National Solidarity opposes the advocates for those who benefit from the sex industry and activities which promote and/or condone the demand for prostitution.
National Solidarity objects to violence against all types of social minority including women and strives to vocalize for human rights and decriminalization of prostituted women.
4. What National Solidarity and Its Member Organizations Do
Emergency rescue in accordance with the police when requested by victims of sextrafficking
Psychological therapy for women exiting prostitution
Self-reliance support (vocational training, education, etc.)
Lobby for revising the anti-prostitution punishment law to intensify penalties for sex buyers, pimps, and brothel owners
Public awareness campaigns
National Solidarity has counseling centers, shelters, and self-reliance support centers for women in prostitution. It keeps cooperative relationships with various fields of civil movement while playing a key role in feminist and anti-prostitution movements.
National solidarity helps activists improve their capabilities by organizing policy forums, educational programs, and rallies.
National Solidarity carries out campaigns, policy advocacy, protests to dismantle the exploitative structure of the sex trade, policy advocacy, protests, while building alliances for comprehensive support networks for the victims and for global struggle against prostitution.
1To spread a movement aiming to curb the demand side of prostitution and dismantle the exploitative structure of the sex trade
(1) To reveal the reality of prostitution and seek solutions to dismantle the social structure enabling the exploitation
(2) To call on law enforcement to intensify punishment on pimps and brothel owners
(3) To conduct public campaigns to raise awareness on the importance of focusing on curbing demand and disrupting the exploitative and sexist structure surrounding prostitution
2To decriminalize women in prostitution and assist survivors in being heard
(1) To assist prostitution survivors’ effort to organize networks and activities
(2) To analyze further victimization of prostituted women caused by criminal cases prosecuted against them
(3) To raise public awareness on the necessity for decriminalization of all prostituted women
3To actively respond to violations of women’s human rights
(1) To advocate women’s human rights by discussing issues such as international sex trade and military prostitution as well as teenage girls, North Korean refugee women and migrant women driven into the sex industry
(2) To build an alliance with a feminist perspective to stand against violence and discrimination against women
4To elaborate policies based on the abolitionist point of view
(1) To monitor government policies and to provide recommendations on prostitution
(2) To raise awareness within local communities and build alliances against the sex trade on the national level
(3) To provide both short-term and long-term strategies to successfully curb demand, intensify penalties for pimps/brothel owners, and decriminalize prostituted women.
5To reinforce alliances among human rights advocacy groups against prostitution and propose direction for activism
(1) To provide training courses based on a feminist perspective to enhance activists’ capabilities
(2) To expand alliances on both national and local level through which feminist and abolitionist ideas can be taught, shared, and promoted

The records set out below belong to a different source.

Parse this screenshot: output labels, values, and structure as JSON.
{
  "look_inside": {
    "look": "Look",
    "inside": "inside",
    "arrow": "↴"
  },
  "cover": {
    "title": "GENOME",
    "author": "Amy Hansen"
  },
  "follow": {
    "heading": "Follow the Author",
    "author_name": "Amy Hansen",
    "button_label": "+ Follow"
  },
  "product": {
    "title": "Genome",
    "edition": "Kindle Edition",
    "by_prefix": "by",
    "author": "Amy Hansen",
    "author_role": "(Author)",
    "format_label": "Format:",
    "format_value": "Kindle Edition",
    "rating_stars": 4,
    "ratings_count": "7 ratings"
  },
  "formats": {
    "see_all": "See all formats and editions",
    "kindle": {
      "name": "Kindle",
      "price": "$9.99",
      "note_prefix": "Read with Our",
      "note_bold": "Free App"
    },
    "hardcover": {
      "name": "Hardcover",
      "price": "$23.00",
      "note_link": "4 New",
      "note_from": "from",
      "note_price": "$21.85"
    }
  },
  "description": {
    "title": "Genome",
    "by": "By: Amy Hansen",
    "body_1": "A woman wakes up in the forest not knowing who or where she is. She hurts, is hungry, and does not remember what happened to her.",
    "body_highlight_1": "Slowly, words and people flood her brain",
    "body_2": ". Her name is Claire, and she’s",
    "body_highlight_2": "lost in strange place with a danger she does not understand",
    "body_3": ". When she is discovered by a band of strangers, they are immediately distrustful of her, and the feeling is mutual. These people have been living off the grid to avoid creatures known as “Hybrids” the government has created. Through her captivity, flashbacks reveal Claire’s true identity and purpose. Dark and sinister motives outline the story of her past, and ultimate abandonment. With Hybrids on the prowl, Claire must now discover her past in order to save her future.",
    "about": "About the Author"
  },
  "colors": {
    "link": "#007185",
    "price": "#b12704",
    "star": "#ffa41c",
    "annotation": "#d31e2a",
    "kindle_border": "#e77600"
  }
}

(3) To reinforce alliances among women’s human rights groups by organizing activities against prostitution
(4) To politicize issues of gender equality and human rights, while providing ideas for alternative policies which aim to abolish prostitution